Cities in California must move towards a zero carbon economy by midcentury in order to prevent the most devastating impacts of climate change to our communities, according to California’s Fourth Climate Assessment. Climate impacts in San Diego include major changes to the environment that affect our coastline, including sea level rise.

The City of San Diego has set a goal of 100% renewable energy by 2035. This shift requires a focus on the building sector. Buildings constitute at least 12% of California’s greenhouse gas emissions, and most buildings are constructed such that they rely on natural gas or a mix of natural gas and other energy sources.  35 California cities and counting have taken action since 2018 to reduce or eliminate the use of natural gas in new construction in order to decrease greenhouse gas emissions from the building stock.

Electrification’ is a process which transitions buildings from a reliance on natural gas fuel towards more renewable energies distributed by the electric grid. Given the San Diego Region’s progressive actions towards addressing the climate crisis, the Surfrider Foundation San Diego County believes that our cities must aggressively pursue electrification.

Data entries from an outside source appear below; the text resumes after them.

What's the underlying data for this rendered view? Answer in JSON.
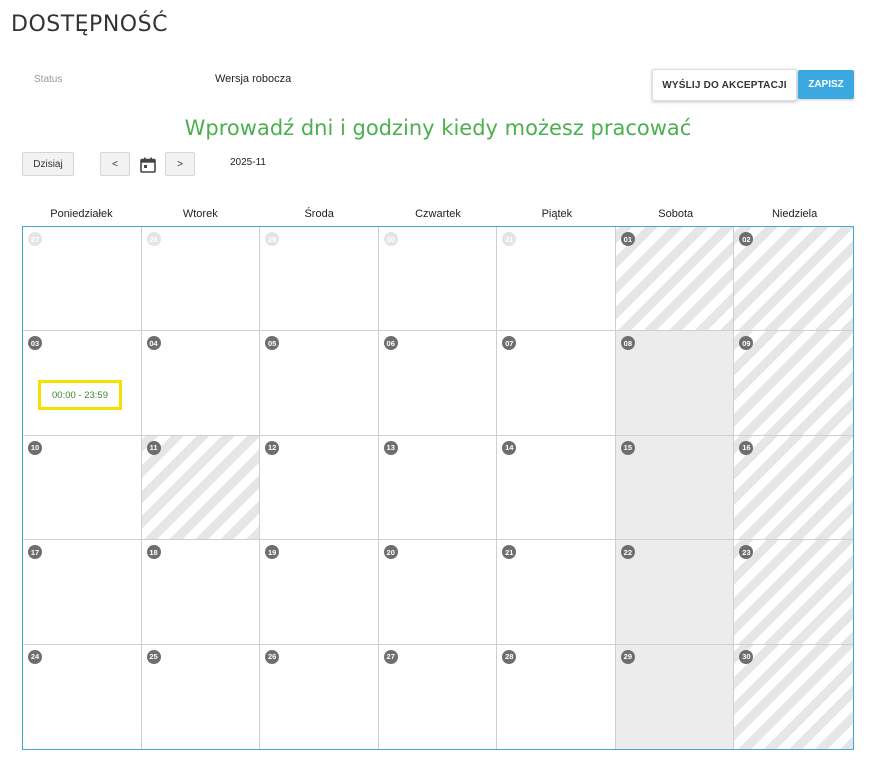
{
  "header": {
    "title": "DOSTĘPNOŚĆ"
  },
  "status": {
    "label": "Status",
    "value": "Wersja robocza"
  },
  "actions": {
    "send_label": "WYŚLIJ DO AKCEPTACJI",
    "save_label": "ZAPISZ"
  },
  "instructions": "Wprowadź dni i godziny kiedy możesz pracować",
  "toolbar": {
    "today_label": "Dzisiaj",
    "prev_label": "<",
    "next_label": ">",
    "calendar_icon": "calendar-icon",
    "month": "2025-11"
  },
  "colors": {
    "accent": "#3ba9e0",
    "instructions_green": "#4caf50",
    "highlight_yellow": "#f5e000"
  },
  "weekdays": [
    "Poniedziałek",
    "Wtorek",
    "Środa",
    "Czwartek",
    "Piątek",
    "Sobota",
    "Niedziela"
  ],
  "weeks": [
    [
      {
        "day": "27",
        "state": "outside"
      },
      {
        "day": "28",
        "state": "outside"
      },
      {
        "day": "29",
        "state": "outside"
      },
      {
        "day": "30",
        "state": "outside"
      },
      {
        "day": "31",
        "state": "outside"
      },
      {
        "day": "01",
        "state": "striped"
      },
      {
        "day": "02",
        "state": "striped"
      }
    ],
    [
      {
        "day": "03",
        "state": "normal",
        "slot": "00:00 - 23:59"
      },
      {
        "day": "04",
        "state": "normal"
      },
      {
        "day": "05",
        "state": "normal"
      },
      {
        "day": "06",
        "state": "normal"
      },
      {
        "day": "07",
        "state": "normal"
      },
      {
        "day": "08",
        "state": "gray"
      },
      {
        "day": "09",
        "state": "striped"
      }
    ],
    [
      {
        "day": "10",
        "state": "normal"
      },
      {
        "day": "11",
        "state": "striped"
      },
      {
        "day": "12",
        "state": "normal"
      },
      {
        "day": "13",
        "state": "normal"
      },
      {
        "day": "14",
        "state": "normal"
      },
      {
        "day": "15",
        "state": "gray"
      },
      {
        "day": "16",
        "state": "striped"
      }
    ],
    [
      {
        "day": "17",
        "state": "normal"
      },
      {
        "day": "18",
        "state": "normal"
      },
      {
        "day": "19",
        "state": "normal"
      },
      {
        "day": "20",
        "state": "normal"
      },
      {
        "day": "21",
        "state": "normal"
      },
      {
        "day": "22",
        "state": "gray"
      },
      {
        "day": "23",
        "state": "striped"
      }
    ],
    [
      {
        "day": "24",
        "state": "normal"
      },
      {
        "day": "25",
        "state": "normal"
      },
      {
        "day": "26",
        "state": "normal"
      },
      {
        "day": "27",
        "state": "normal"
      },
      {
        "day": "28",
        "state": "normal"
      },
      {
        "day": "29",
        "state": "gray"
      },
      {
        "day": "30",
        "state": "striped"
      }
    ]
  ]
}
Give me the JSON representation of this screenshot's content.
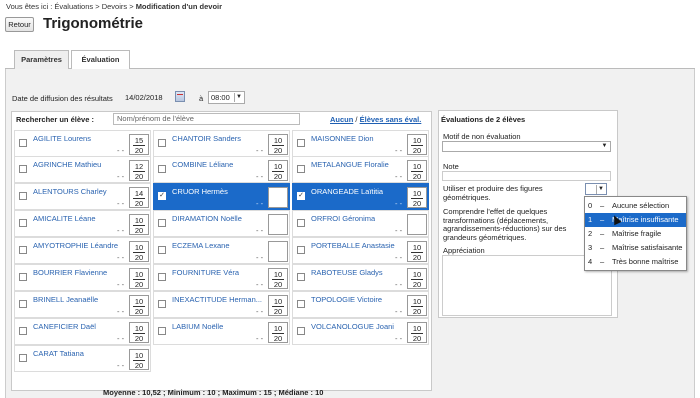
{
  "breadcrumb": {
    "prefix": "Vous êtes ici :",
    "items": "Évaluations > Devoirs >",
    "current": "Modification d'un devoir"
  },
  "retour_label": "Retour",
  "title": "Trigonométrie",
  "tabs": [
    {
      "label": "Paramètres"
    },
    {
      "label": "Évaluation"
    }
  ],
  "date": {
    "label": "Date de diffusion des résultats",
    "value": "14/02/2018",
    "at": "à",
    "time": "08:00"
  },
  "search": {
    "label": "Rechercher un élève :",
    "placeholder": "Nom/prénom de l'élève"
  },
  "links": {
    "aucun": "Aucun",
    "sep": " / ",
    "sans_eval": "Élèves sans éval."
  },
  "students": [
    {
      "name": "AGILITE Lourens",
      "grade": "15",
      "max": "20",
      "selected": false
    },
    {
      "name": "AGRINCHE Mathieu",
      "grade": "12",
      "max": "20",
      "selected": false
    },
    {
      "name": "ALENTOURS Charley",
      "grade": "14",
      "max": "20",
      "selected": false
    },
    {
      "name": "AMICALITE Léane",
      "grade": "10",
      "max": "20",
      "selected": false
    },
    {
      "name": "AMYOTROPHIE Léandre",
      "grade": "10",
      "max": "20",
      "selected": false
    },
    {
      "name": "BOURRIER Flavienne",
      "grade": "10",
      "max": "20",
      "selected": false
    },
    {
      "name": "BRINELL Jeanaëlle",
      "grade": "10",
      "max": "20",
      "selected": false
    },
    {
      "name": "CANEFICIER Daël",
      "grade": "10",
      "max": "20",
      "selected": false
    },
    {
      "name": "CARAT Tatiana",
      "grade": "10",
      "max": "20",
      "selected": false
    },
    {
      "name": "CHANTOIR Sanders",
      "grade": "10",
      "max": "20",
      "selected": false
    },
    {
      "name": "COMBINE Léliane",
      "grade": "10",
      "max": "20",
      "selected": false
    },
    {
      "name": "CRUOR Hermès",
      "grade": "",
      "max": "",
      "selected": true
    },
    {
      "name": "DIRAMATION Noëlle",
      "grade": "",
      "max": "",
      "selected": false
    },
    {
      "name": "ECZEMA Lexane",
      "grade": "",
      "max": "",
      "selected": false
    },
    {
      "name": "FOURNITURE Véra",
      "grade": "10",
      "max": "20",
      "selected": false
    },
    {
      "name": "INEXACTITUDE Herman...",
      "grade": "10",
      "max": "20",
      "selected": false
    },
    {
      "name": "LABIUM Noëlle",
      "grade": "10",
      "max": "20",
      "selected": false
    },
    {
      "name": "MAISONNEE Dion",
      "grade": "10",
      "max": "20",
      "selected": false
    },
    {
      "name": "METALANGUE Floralie",
      "grade": "10",
      "max": "20",
      "selected": false
    },
    {
      "name": "ORANGEADE Laïtitia",
      "grade": "10",
      "max": "20",
      "selected": true
    },
    {
      "name": "ORFROI Géronima",
      "grade": "",
      "max": "",
      "selected": false
    },
    {
      "name": "PORTEBALLE Anastasie",
      "grade": "10",
      "max": "20",
      "selected": false
    },
    {
      "name": "RABOTEUSE Gladys",
      "grade": "10",
      "max": "20",
      "selected": false
    },
    {
      "name": "TOPOLOGIE Victoire",
      "grade": "10",
      "max": "20",
      "selected": false
    },
    {
      "name": "VOLCANOLOGUE Joani",
      "grade": "10",
      "max": "20",
      "selected": false
    }
  ],
  "dash": "- -",
  "stats": "Moyenne : 10,52 ; Minimum : 10 ; Maximum : 15 ; Médiane : 10",
  "right": {
    "header": "Évaluations de 2 élèves",
    "motif_label": "Motif de non évaluation",
    "note_label": "Note",
    "competence1": "Utiliser et produire des figures géométriques.",
    "competence2": "Comprendre l'effet de quelques transformations (déplacements, agrandissements-réductions) sur des grandeurs géométriques.",
    "appreciation_label": "Appréciation"
  },
  "dropdown": [
    {
      "code": "0",
      "sep": "–",
      "label": "Aucune sélection"
    },
    {
      "code": "1",
      "sep": "–",
      "label": "Maîtrise insuffisante"
    },
    {
      "code": "2",
      "sep": "–",
      "label": "Maîtrise fragile"
    },
    {
      "code": "3",
      "sep": "–",
      "label": "Maîtrise satisfaisante"
    },
    {
      "code": "4",
      "sep": "–",
      "label": "Très bonne maîtrise"
    }
  ],
  "colors": {
    "accent": "#1b6ac9",
    "link": "#1e5fb3",
    "panel_bg": "#f1f1f1"
  }
}
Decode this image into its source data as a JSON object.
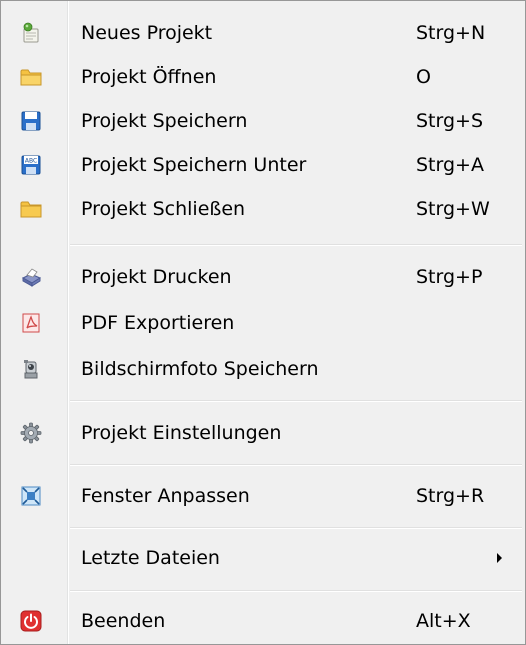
{
  "menu": {
    "items": [
      {
        "label": "Neues Projekt",
        "shortcut": "Strg+N",
        "icon": "new-project-icon"
      },
      {
        "label": "Projekt Öffnen",
        "shortcut": "O",
        "icon": "folder-open-icon"
      },
      {
        "label": "Projekt Speichern",
        "shortcut": "Strg+S",
        "icon": "floppy-disk-icon"
      },
      {
        "label": "Projekt Speichern Unter",
        "shortcut": "Strg+A",
        "icon": "floppy-disk-abc-icon"
      },
      {
        "label": "Projekt Schließen",
        "shortcut": "Strg+W",
        "icon": "folder-close-icon"
      },
      {
        "label": "Projekt Drucken",
        "shortcut": "Strg+P",
        "icon": "printer-icon"
      },
      {
        "label": "PDF Exportieren",
        "shortcut": "",
        "icon": "pdf-icon"
      },
      {
        "label": "Bildschirmfoto Speichern",
        "shortcut": "",
        "icon": "camera-icon"
      },
      {
        "label": "Projekt Einstellungen",
        "shortcut": "",
        "icon": "gear-icon"
      },
      {
        "label": "Fenster Anpassen",
        "shortcut": "Strg+R",
        "icon": "fit-window-icon"
      },
      {
        "label": "Letzte Dateien",
        "shortcut": "",
        "icon": ""
      },
      {
        "label": "Beenden",
        "shortcut": "Alt+X",
        "icon": "power-icon"
      }
    ]
  },
  "colors": {
    "menu_background": "#f0f0f0",
    "border": "#979797",
    "separator": "#e0e0e0",
    "folder": "#f5c242",
    "floppy": "#2a6fc9",
    "power": "#e03030"
  }
}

We believe electrification will be best achieved at the local government level through reach code updates that require all new commercial and residential buildings to be fully electric. Reach codes allow cities to establish code that goes above and beyond statewide building code. Implementing a reach code requiring electrification is appropriate because of the overwhelming threats that our current reliance on natural gas in buildings poses through emissions, health and safety risks, and economic burden.

All of the following contribute to our support for electrification in San Diego:

 

Climate

  • Building new fossil fuel infrastructure today that will last for decades does not allow us to achieve a carbon-free economy by midcentury. 
  • While emissions from the electrical grid have decreased, greenhouse gas emissions from buildings have increased in the last three years in California. 
  • Natural Gas is one of the top 3 sources of greenhouse gasses in San Diego County. 
  • Electrification drastically reduces greenhouse gas emissions from single family homes within one year. 

Air Pollution/ Health

Economy

  • All-electric, single-family homes have a lower net present cost than new mixed-fuel homes.
  • An electric home constructed today compared to a home using natural gas results in additional annual cost savings every year.
  • Electrification would create a quick net increase of jobs, even accounting for losses in the fossil fuel industry.
  • Highly efficient all-electric equipment, such as heat pumps, are 3-5 times more efficient than conventional gas and water heaters. Electrification results in savings for multifamily and single family homes. 
  • California’s largest utility, PG&E, supports electrification in order to “ avoid investments in new gas assets that might later prove underutilized as local governments and the state work together to realize long-term decarbonization objectives.”

Safety

  • Natural gas storage sites can be hazardous. The 2015 Aliso Canyon gas leak had a measurable impact on global emissions as well as the short-term health of 18 million residents in Los Angeles County due to SoCalGas’s inability to predict or control infrastructure issues at one of the United States’ largest natural gas storage facility. The storage site remains a hazard.
  • In 2010, a gas explosion in San Bruno tragically took the lives of 8 people, injured 60, and exposed many residents to air pollutants known to cause cancer as well as neurological and respiratory effects.

Equity

  • Natural gas contributes to toxic air quality that has a disproportionate impact on lower income families living in small spaces, with more occupants, and less ventilation.